### What you are asked to do
From the entries, filter out every line that lacks "desc" and copy the rest.

### Study material

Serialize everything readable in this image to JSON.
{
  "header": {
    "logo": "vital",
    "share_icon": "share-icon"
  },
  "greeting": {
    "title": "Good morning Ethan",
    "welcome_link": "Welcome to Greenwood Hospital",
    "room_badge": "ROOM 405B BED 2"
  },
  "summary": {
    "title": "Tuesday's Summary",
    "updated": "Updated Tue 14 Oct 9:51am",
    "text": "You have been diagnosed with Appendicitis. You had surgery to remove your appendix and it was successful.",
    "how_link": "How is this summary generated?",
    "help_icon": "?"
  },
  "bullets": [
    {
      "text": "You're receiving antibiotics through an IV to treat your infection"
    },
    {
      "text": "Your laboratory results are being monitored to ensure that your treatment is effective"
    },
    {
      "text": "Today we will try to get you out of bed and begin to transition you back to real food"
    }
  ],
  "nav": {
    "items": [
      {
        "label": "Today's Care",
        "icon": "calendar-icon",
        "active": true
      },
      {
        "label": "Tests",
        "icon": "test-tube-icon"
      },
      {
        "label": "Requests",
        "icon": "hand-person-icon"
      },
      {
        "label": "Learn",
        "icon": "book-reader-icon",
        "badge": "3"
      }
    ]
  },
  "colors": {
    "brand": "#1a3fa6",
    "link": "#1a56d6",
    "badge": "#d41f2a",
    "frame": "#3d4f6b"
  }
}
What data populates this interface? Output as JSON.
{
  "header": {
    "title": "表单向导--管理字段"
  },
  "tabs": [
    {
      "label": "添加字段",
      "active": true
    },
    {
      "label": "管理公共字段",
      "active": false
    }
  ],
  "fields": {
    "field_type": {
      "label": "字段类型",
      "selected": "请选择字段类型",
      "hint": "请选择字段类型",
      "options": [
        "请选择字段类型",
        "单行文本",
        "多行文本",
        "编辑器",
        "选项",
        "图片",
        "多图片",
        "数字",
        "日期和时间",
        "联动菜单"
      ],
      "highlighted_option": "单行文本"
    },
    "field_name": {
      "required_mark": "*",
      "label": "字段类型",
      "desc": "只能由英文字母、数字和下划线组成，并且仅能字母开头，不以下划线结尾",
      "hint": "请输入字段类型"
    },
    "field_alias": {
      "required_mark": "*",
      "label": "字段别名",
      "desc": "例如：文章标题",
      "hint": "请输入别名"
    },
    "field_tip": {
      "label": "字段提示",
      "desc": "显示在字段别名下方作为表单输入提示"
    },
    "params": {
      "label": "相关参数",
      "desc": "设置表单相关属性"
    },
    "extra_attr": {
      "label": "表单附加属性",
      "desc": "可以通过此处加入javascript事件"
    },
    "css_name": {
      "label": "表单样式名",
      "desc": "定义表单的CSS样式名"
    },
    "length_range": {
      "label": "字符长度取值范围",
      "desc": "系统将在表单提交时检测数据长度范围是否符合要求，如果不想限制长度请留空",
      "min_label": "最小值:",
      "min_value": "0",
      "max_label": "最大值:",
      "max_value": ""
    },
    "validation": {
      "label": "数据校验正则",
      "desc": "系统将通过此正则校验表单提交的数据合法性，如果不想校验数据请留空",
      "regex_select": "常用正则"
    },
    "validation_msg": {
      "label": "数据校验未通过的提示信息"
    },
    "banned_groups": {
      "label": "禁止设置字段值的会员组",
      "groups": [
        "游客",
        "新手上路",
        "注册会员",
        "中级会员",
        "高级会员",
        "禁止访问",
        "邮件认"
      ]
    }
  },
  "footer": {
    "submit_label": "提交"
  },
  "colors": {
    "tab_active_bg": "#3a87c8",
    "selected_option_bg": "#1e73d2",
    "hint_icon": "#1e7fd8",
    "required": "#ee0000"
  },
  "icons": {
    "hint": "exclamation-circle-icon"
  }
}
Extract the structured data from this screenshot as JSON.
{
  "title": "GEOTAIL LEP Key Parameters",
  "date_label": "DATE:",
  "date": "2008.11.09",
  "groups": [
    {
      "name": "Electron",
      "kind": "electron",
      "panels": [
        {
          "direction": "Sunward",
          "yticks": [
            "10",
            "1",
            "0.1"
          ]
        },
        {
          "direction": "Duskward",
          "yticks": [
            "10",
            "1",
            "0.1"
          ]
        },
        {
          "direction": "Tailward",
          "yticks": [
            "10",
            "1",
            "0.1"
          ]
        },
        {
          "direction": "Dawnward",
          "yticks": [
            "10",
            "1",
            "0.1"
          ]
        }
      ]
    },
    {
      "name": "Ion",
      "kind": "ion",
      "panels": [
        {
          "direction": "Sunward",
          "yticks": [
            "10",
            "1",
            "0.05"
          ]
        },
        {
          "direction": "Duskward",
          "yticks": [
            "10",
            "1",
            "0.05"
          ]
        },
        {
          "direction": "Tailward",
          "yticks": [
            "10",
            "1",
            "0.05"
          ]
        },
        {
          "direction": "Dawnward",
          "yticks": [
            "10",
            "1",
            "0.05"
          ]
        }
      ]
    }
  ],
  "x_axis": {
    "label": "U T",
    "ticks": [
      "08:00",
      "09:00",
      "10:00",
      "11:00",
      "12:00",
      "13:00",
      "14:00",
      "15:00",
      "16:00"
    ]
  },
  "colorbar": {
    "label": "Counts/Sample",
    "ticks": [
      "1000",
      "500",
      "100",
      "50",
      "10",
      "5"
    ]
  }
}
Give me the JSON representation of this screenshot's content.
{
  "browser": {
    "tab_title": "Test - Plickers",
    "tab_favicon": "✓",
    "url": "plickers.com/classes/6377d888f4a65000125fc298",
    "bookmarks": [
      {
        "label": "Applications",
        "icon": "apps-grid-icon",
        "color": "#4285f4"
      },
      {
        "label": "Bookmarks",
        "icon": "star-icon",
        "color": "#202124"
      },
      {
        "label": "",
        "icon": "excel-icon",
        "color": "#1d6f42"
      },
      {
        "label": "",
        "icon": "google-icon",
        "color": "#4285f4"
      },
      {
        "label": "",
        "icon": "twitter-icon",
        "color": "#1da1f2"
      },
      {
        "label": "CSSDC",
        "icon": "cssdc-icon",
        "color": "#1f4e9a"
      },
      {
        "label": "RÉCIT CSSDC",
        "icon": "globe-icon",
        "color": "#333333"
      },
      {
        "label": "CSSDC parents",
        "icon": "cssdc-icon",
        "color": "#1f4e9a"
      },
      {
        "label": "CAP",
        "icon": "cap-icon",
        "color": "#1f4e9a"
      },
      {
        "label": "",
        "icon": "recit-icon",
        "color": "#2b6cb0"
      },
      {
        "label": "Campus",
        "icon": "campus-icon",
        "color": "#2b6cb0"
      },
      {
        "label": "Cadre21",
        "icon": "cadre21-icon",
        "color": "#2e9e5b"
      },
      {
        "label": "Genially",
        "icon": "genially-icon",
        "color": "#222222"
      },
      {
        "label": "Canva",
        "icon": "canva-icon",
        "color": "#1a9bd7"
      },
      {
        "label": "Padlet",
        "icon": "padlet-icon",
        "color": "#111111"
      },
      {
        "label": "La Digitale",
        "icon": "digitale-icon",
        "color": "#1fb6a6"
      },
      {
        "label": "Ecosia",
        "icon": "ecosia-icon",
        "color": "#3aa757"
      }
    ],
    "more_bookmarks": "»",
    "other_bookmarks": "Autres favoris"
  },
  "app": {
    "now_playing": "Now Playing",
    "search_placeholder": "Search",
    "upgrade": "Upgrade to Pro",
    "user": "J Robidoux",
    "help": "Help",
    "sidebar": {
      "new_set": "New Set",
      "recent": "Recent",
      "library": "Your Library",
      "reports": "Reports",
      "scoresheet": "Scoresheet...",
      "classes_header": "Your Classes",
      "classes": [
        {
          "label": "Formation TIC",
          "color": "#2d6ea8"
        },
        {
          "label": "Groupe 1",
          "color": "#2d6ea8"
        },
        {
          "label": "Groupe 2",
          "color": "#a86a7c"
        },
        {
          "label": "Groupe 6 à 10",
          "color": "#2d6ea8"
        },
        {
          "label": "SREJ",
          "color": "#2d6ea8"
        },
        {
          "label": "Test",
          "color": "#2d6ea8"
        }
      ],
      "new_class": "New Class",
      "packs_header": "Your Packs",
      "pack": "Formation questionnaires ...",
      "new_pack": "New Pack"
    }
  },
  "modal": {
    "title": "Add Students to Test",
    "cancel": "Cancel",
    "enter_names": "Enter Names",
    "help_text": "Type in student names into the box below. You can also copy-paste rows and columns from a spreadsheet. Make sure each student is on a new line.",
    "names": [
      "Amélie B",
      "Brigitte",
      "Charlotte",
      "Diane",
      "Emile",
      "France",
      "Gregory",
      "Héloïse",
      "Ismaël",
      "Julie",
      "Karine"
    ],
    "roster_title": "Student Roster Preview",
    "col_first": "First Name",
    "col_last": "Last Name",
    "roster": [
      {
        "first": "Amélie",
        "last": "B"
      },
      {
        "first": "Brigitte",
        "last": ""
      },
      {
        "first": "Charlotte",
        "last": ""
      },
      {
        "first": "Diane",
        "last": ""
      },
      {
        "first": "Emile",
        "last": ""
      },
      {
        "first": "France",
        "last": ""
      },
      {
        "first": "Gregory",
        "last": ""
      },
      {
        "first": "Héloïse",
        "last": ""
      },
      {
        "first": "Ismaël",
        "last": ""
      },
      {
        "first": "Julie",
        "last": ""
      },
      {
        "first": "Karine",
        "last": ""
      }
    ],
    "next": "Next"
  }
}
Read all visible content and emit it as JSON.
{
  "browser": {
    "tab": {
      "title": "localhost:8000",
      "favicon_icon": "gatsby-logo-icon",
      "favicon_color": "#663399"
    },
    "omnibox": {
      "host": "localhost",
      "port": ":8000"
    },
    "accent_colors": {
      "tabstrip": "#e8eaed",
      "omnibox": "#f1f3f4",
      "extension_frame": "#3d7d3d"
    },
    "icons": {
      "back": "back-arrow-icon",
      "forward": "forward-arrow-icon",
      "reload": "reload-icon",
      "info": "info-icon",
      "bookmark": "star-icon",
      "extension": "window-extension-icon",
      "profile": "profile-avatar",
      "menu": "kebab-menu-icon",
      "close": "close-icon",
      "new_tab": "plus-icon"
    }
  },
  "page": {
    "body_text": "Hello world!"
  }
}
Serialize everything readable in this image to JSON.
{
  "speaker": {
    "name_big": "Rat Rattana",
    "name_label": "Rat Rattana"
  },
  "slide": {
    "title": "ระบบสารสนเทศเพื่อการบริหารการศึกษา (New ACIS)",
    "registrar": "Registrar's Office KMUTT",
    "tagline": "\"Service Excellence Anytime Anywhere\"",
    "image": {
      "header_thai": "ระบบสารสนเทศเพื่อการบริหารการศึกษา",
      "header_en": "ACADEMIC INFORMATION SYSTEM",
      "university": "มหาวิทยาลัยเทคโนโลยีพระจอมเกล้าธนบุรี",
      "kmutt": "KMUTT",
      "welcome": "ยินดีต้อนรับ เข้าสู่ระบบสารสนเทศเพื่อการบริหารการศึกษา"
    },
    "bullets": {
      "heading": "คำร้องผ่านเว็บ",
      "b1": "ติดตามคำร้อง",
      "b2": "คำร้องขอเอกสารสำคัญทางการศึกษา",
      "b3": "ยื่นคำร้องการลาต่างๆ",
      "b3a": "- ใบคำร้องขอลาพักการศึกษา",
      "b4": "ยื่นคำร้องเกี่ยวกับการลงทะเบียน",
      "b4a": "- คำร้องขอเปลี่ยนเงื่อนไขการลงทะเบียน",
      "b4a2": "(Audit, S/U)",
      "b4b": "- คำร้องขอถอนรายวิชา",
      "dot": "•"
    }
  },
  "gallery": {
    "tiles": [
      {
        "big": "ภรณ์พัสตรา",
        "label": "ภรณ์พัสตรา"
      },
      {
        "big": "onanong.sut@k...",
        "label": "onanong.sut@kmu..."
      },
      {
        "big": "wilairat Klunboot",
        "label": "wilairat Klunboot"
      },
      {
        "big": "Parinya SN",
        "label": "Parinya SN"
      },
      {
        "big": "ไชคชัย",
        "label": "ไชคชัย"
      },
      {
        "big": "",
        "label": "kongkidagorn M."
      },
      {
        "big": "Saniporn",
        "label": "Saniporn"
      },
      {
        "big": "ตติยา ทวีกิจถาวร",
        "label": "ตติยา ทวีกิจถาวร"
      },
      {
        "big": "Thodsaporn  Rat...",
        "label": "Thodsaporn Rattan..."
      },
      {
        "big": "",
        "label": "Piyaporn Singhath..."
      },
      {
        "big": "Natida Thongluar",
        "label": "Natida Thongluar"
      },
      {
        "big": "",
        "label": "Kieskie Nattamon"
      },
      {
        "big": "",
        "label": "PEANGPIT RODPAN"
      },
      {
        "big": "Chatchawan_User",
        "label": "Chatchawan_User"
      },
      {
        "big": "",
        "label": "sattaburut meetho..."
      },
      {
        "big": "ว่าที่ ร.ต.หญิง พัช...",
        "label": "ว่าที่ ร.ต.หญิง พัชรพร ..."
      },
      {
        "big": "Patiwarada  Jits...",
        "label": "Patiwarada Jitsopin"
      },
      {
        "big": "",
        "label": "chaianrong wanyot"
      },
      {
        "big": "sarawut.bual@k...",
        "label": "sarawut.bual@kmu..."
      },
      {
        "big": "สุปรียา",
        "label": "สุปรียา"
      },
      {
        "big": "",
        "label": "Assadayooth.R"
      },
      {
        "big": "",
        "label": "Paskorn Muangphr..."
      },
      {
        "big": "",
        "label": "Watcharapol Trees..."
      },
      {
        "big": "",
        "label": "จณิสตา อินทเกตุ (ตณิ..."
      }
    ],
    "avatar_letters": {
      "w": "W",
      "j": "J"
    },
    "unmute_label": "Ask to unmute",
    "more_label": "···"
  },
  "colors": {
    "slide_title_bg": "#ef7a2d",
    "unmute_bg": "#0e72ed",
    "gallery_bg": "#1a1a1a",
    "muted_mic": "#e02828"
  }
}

### Written solution
      "desc": "只能由英文字母、数字和下划线组成，并且仅能字母开头，不以下划线结尾",
      "desc": "例如：文章标题",
      "desc": "显示在字段别名下方作为表单输入提示"
      "desc": "设置表单相关属性"
      "desc": "可以通过此处加入javascript事件"
      "desc": "定义表单的CSS样式名"
      "desc": "系统将在表单提交时检测数据长度范围是否符合要求，如果不想限制长度请留空",
      "desc": "系统将通过此正则校验表单提交的数据合法性，如果不想校验数据请留空",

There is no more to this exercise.